A magazine is needed which would conduct traffic, as it were, among these singular figures and alien landscapes, unfilmed before, engines of war and wildernesses too “full of an inner life of their own”. – Serge Daney
This month, the French filmmagazine Trafic celebrates its 120th issue and thirty years of existence. Sadly, it also signals the end of a long cycle, this winter’s edition will be the last. Thirty years ago, Trafic arrived in a time when the world of cinema was in troubled waters. “What can resist?” , asked Serge Daney on its opening pages. “What can withstand the market, the media, fear, cynicism, stupidity, indignity?” It was Daney whose efforts and drive led to the magazine’s inception. He left an inextinguishable mark on the magazine's identity and its future course of action. In his words, Trafic was to be concerned with finding and tracing ways to “live with images” and creating a counterbalance to traditional ways of writing on cinema. Unfortunately, Daney would only live to see very few of the first issues, missing the newly formed magazine's further development. Luckily he was not alone in this endeavour.
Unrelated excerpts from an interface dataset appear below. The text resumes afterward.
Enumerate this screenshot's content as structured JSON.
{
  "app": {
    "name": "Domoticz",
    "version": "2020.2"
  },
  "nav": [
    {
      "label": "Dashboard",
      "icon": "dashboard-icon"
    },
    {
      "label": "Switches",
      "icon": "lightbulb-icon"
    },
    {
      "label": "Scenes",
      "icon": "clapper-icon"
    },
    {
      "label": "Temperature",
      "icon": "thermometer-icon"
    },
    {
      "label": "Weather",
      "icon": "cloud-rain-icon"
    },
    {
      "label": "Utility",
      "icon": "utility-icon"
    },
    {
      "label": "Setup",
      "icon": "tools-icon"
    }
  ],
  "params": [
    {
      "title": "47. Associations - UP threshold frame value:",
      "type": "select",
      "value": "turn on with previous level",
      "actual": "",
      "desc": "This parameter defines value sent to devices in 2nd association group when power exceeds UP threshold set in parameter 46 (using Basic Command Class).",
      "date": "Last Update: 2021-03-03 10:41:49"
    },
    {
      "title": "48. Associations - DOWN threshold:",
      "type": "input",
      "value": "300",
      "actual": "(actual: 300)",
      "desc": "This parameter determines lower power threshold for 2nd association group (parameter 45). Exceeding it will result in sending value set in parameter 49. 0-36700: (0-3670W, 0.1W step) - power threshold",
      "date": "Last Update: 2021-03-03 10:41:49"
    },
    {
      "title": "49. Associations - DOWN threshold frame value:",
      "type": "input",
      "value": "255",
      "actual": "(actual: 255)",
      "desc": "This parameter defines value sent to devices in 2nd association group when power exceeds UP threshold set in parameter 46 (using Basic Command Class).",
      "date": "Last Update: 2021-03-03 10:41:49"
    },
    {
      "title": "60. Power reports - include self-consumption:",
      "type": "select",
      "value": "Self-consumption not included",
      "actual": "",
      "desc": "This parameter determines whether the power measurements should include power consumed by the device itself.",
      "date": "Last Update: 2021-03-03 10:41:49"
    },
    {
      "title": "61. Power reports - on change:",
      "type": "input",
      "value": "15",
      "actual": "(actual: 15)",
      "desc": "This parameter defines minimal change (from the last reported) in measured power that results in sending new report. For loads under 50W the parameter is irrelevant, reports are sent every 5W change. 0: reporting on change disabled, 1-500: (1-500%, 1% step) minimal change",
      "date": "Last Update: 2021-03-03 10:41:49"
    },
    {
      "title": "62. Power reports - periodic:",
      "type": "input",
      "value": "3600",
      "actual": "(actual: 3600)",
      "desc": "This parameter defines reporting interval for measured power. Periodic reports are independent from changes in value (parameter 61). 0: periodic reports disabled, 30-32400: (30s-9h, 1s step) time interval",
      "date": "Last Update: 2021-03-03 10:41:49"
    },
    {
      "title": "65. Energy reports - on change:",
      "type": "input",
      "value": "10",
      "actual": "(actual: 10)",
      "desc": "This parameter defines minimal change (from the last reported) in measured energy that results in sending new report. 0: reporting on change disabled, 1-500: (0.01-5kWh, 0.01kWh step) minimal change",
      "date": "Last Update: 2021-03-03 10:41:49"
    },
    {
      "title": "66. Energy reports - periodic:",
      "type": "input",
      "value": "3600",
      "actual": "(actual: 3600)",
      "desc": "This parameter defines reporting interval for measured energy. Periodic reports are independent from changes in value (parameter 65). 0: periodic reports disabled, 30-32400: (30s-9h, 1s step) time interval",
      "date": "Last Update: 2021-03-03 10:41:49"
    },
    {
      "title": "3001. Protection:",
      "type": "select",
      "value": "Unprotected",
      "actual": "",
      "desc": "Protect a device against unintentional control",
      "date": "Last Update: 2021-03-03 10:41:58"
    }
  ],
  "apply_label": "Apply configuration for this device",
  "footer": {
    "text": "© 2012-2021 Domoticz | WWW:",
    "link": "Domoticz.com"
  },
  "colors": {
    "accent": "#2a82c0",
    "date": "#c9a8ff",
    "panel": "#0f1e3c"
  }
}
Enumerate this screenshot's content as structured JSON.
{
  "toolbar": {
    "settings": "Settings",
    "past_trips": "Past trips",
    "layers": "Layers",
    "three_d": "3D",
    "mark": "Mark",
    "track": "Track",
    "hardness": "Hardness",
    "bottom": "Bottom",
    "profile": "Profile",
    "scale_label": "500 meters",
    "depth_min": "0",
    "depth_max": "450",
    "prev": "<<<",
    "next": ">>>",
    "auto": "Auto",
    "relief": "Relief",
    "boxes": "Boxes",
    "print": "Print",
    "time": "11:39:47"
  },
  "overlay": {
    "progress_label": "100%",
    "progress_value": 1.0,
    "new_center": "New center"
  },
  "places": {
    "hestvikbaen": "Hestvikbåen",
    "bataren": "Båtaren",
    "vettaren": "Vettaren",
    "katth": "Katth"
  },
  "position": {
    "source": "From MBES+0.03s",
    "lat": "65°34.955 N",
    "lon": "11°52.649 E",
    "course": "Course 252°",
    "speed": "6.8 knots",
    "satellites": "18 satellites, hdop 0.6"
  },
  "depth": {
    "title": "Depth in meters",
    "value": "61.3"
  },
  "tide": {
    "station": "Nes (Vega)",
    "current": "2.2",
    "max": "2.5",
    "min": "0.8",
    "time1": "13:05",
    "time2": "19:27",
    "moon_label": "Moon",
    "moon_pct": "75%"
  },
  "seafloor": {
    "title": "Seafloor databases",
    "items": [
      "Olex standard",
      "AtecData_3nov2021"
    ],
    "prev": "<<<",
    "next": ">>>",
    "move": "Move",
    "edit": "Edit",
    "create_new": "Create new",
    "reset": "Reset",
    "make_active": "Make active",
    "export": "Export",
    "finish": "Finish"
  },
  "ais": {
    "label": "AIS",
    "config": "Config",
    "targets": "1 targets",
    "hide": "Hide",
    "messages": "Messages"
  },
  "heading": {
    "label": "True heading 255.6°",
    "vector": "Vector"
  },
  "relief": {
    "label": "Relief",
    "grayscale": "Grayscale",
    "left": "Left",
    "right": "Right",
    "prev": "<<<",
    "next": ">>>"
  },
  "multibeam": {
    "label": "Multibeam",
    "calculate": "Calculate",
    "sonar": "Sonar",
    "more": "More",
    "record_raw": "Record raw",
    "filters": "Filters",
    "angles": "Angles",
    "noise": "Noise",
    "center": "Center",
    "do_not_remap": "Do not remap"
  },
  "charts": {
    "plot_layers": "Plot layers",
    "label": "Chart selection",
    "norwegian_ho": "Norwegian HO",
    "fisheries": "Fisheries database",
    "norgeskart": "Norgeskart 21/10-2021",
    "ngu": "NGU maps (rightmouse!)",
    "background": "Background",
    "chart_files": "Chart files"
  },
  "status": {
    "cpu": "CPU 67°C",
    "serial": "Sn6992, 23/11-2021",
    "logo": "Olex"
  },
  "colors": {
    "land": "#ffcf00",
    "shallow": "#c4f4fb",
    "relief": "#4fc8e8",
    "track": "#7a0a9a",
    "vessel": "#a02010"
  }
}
The magazine’s co-founder Jean-Claude Biette and editorial board, which included Raymond Bellour, Patrice Rollet and Sylvie Pierre Ulmann (later also Jacques Bontemps and Marcos Uzal) took up the work after his death.
Over the years numerous critics, filmmakers, philosophers and writers have articulated answers to Daney’s plea for resistance, which is even more pertinent today, each exploring the relation between writing and cinema differently. “In a magazine bereft of images”, wrote Raymond Bellour, “the desire to write” always took precedence. What mattered most was showing the possibility “to think and write images.” A line from a poem by Ezra Pound graces the last issue's front cover, reading: “What thou lovest well remains”. Undoubtedly, Trafic’s presence will endure, even after its official closure.